Cedrick Lunven on Creating an API for your database with Rest, GraphQL, gRPC

Here’s a talk Cedrick Lunven (who I have the fortune of working with!) about creating API’s for your database, your … More

Some JavaScript API Coding With Restify & Express & Hacking it With cURL …Segment #2

Ah, part 2! If you’re looking for part 1, click this link. Review: In the last blog entry I went … More

Some JavaScript API Coding With Restify & Express & Hacking it With cURL …Segment #1 (with some Webstorm to boot)

So often I end up putting together some RESTful services (or the intent is to at least build them with … More

A SQL Server .NET ASP.NET MVC RESTful Web Services Facade – Part I

Did I get enough of the acronyms and key words in the header? It looks like soup! :O

This is a somewhat messy project to build a prototype layer around SQL Server. The reason for this, shockingly, is to allow for a SQL Server to be used by frameworks and systems that normally don’t or can’t access the database directly. In my particular scenario we’re working on getting Ruby on Rails running with JRuby in a Windows Environment. Because we will need to utilize a lot of SQL Server Databases, it seemed like a great idea to build out a layer over the SQL Server (or Servers) so that a Ruby on Rails Web App, ASP.NET MVC, or even a PHP or pure Javascript Application could access the data in the database. What better way to do that then to create a RESTful Web Services Facade over the database.

Some of you might be thinking “Why not use RIA Services?!?!?! Are you mad!!” Well, there is a big problem, RIA Services doesn’t work against SQL 2000 or SQL 2005, which is the database technology that this particular requirement dictated. Well, now that you have context, I’ll dig straight in to what I did building this prototype out.

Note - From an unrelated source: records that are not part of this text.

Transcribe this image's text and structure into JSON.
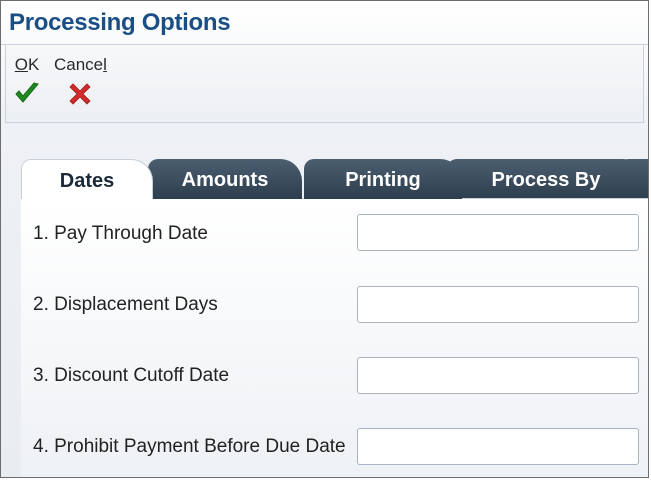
{
  "window": {
    "title": "Processing Options"
  },
  "toolbar": {
    "ok": {
      "mnemonic": "O",
      "rest": "K",
      "icon": "checkmark-icon",
      "color": "#1f8a1f"
    },
    "cancel": {
      "text": "Cance",
      "mnemonic": "l",
      "icon": "x-icon",
      "color": "#d22b2b"
    }
  },
  "tabs": [
    {
      "label": "Dates",
      "active": true
    },
    {
      "label": "Amounts",
      "active": false
    },
    {
      "label": "Printing",
      "active": false
    },
    {
      "label": "Process By",
      "active": false
    },
    {
      "label": "",
      "active": false
    }
  ],
  "fields": [
    {
      "label": "1. Pay Through Date",
      "value": ""
    },
    {
      "label": "2. Displacement Days",
      "value": ""
    },
    {
      "label": "3. Discount Cutoff Date",
      "value": ""
    },
    {
      "label": "4. Prohibit Payment Before Due Date",
      "value": ""
    }
  ],
  "colors": {
    "title": "#1a4f86",
    "tab_inactive": "#3b4d5e",
    "tab_active": "#ffffff"
  }
}
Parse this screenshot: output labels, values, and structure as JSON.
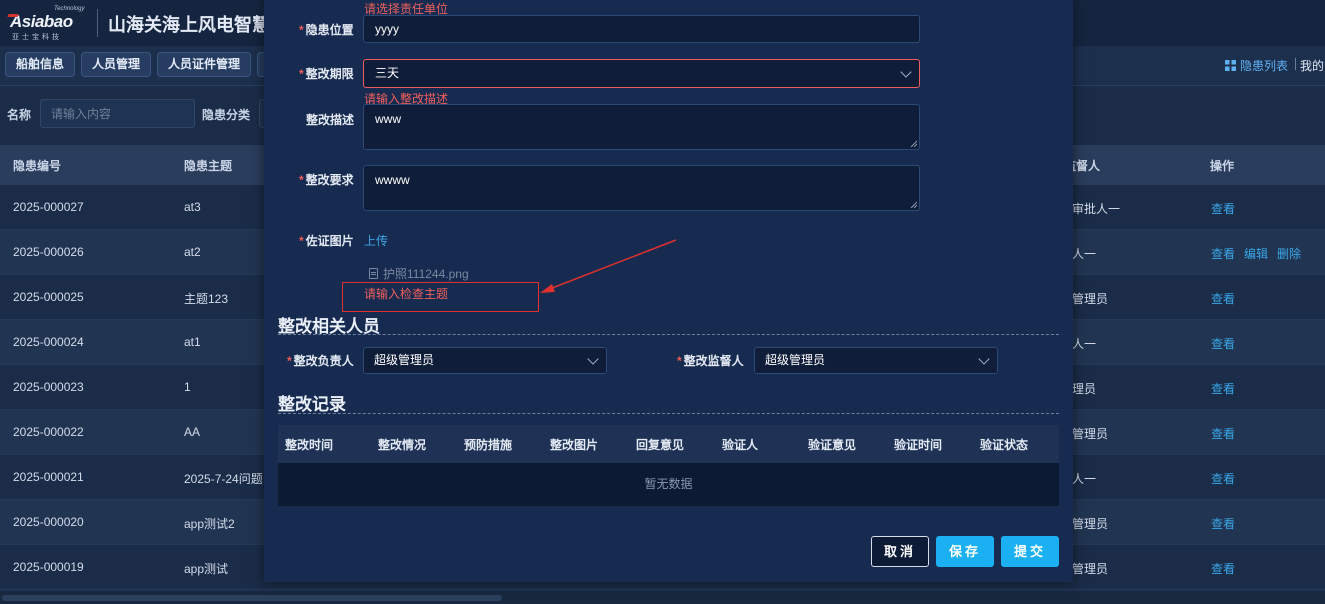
{
  "header": {
    "logo_tech": "Technology",
    "logo_word": "Asiabao",
    "logo_cn": "亚士宝科技",
    "title": "山海关海上风电智慧"
  },
  "nav": {
    "tabs": [
      "船舶信息",
      "人员管理",
      "人员证件管理"
    ],
    "right_link": "隐患列表",
    "right_mine": "我的"
  },
  "filter": {
    "name_label": "名称",
    "name_placeholder": "请输入内容",
    "category_label": "隐患分类"
  },
  "table": {
    "headers": {
      "code": "隐患编号",
      "subject": "隐患主题",
      "supervisor": "监督人",
      "actions": "操作"
    },
    "rows": [
      {
        "code": "2025-000027",
        "subject": "at3",
        "person": "审批人一",
        "actions": [
          "查看"
        ]
      },
      {
        "code": "2025-000026",
        "subject": "at2",
        "person": "人一",
        "actions": [
          "查看",
          "编辑",
          "删除"
        ]
      },
      {
        "code": "2025-000025",
        "subject": "主题123",
        "person": "管理员",
        "actions": [
          "查看"
        ]
      },
      {
        "code": "2025-000024",
        "subject": "at1",
        "person": "人一",
        "actions": [
          "查看"
        ]
      },
      {
        "code": "2025-000023",
        "subject": "1",
        "person": "理员",
        "actions": [
          "查看"
        ]
      },
      {
        "code": "2025-000022",
        "subject": "AA",
        "person": "管理员",
        "actions": [
          "查看"
        ]
      },
      {
        "code": "2025-000021",
        "subject": "2025-7-24问题",
        "person": "人一",
        "actions": [
          "查看"
        ]
      },
      {
        "code": "2025-000020",
        "subject": "app测试2",
        "person": "管理员",
        "actions": [
          "查看"
        ]
      },
      {
        "code": "2025-000019",
        "subject": "app测试",
        "person": "管理员",
        "actions": [
          "查看"
        ]
      }
    ]
  },
  "modal": {
    "err_unit": "请选择责任单位",
    "location": {
      "label": "隐患位置",
      "value": "yyyy"
    },
    "deadline": {
      "label": "整改期限",
      "value": "三天"
    },
    "err_desc": "请输入整改描述",
    "description": {
      "label": "整改描述",
      "value": "www"
    },
    "requirement": {
      "label": "整改要求",
      "value": "wwww"
    },
    "evidence": {
      "label": "佐证图片",
      "upload": "上传",
      "file": "护照111244.png"
    },
    "err_subject": "请输入检查主题",
    "people_section": "整改相关人员",
    "owner": {
      "label": "整改负责人",
      "value": "超级管理员"
    },
    "supervisor": {
      "label": "整改监督人",
      "value": "超级管理员"
    },
    "records_section": "整改记录",
    "records_headers": [
      "整改时间",
      "整改情况",
      "预防措施",
      "整改图片",
      "回复意见",
      "验证人",
      "验证意见",
      "验证时间",
      "验证状态"
    ],
    "records_empty": "暂无数据",
    "buttons": {
      "cancel": "取消",
      "save": "保存",
      "submit": "提交"
    }
  },
  "colors": {
    "accent": "#1ab0f2",
    "link": "#3aa7e8",
    "error": "#f0605c",
    "modal_bg": "#172a4f"
  }
}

Kick Out a SQL Server Database Project… (read more)

Monster Bits of WCF and Itty Bitty Bits of MVC

I’ve had the pleasure of working with WCF on three specific projects that have brought me to this blog entry.  I haven’t used WCF on only three projects, there are just three that have brought me to write this entry.  I’ve used WCF a lot, since back when it was a beta.  WCF is great when creating SOAP services and you aren’t too worried about the extra overhead.  WCF is great for what it does, for the ideas behind what it does.

But writing RESTful web services doesn’t seem to be its strong point.  On two huge projects WCF has basically been dropped, or so scaled back one really can’t honestly say that WCF is used, and either an alternate framework has been used or a LOT of custom code ends up being written.

The first time I used WCF to implement RESTful service was at Webtrends.  Albeit, there is a single service that returns all types of awesome reporting goodness, however to implement basic auth, logging, polling, and a whole host of other Enterprise Scale needs we had to custom roll most of it.  Keep in mind, when doing this the WCF REST capabilities were brand shiny and new, so there were a few issues to work out.  Now, maybe WCF could be used and a lot of it would be built in.  However as it was, we easily spent 60% of the time writing custom bits because WCF just didn’t have the right options with the right bindings.

But I digress, I recently implemented an architecture using RESTful services using WCF.  But now I’ve come to find myself dropping WCF because of the back and forth and going with ASP.NET MVC controller actions to return JSON instead.  With that, here’s to the lean mean controller actions rockin’ the JSON.  Here’s what I’ve done to port everything from WCF to MVC.

To see what I had done, except on a smaller scale, check out my previous blog entry on ASP.NET MVC with a WCF project smack in the middle of it.  This will give you an idea of what I was using the WCF services for, merely to provide JSON results via RESTful services to an ASP.NET MVC front end requesting data with jQuery.

This is how I’ve setup the controller to return JSON results via an action.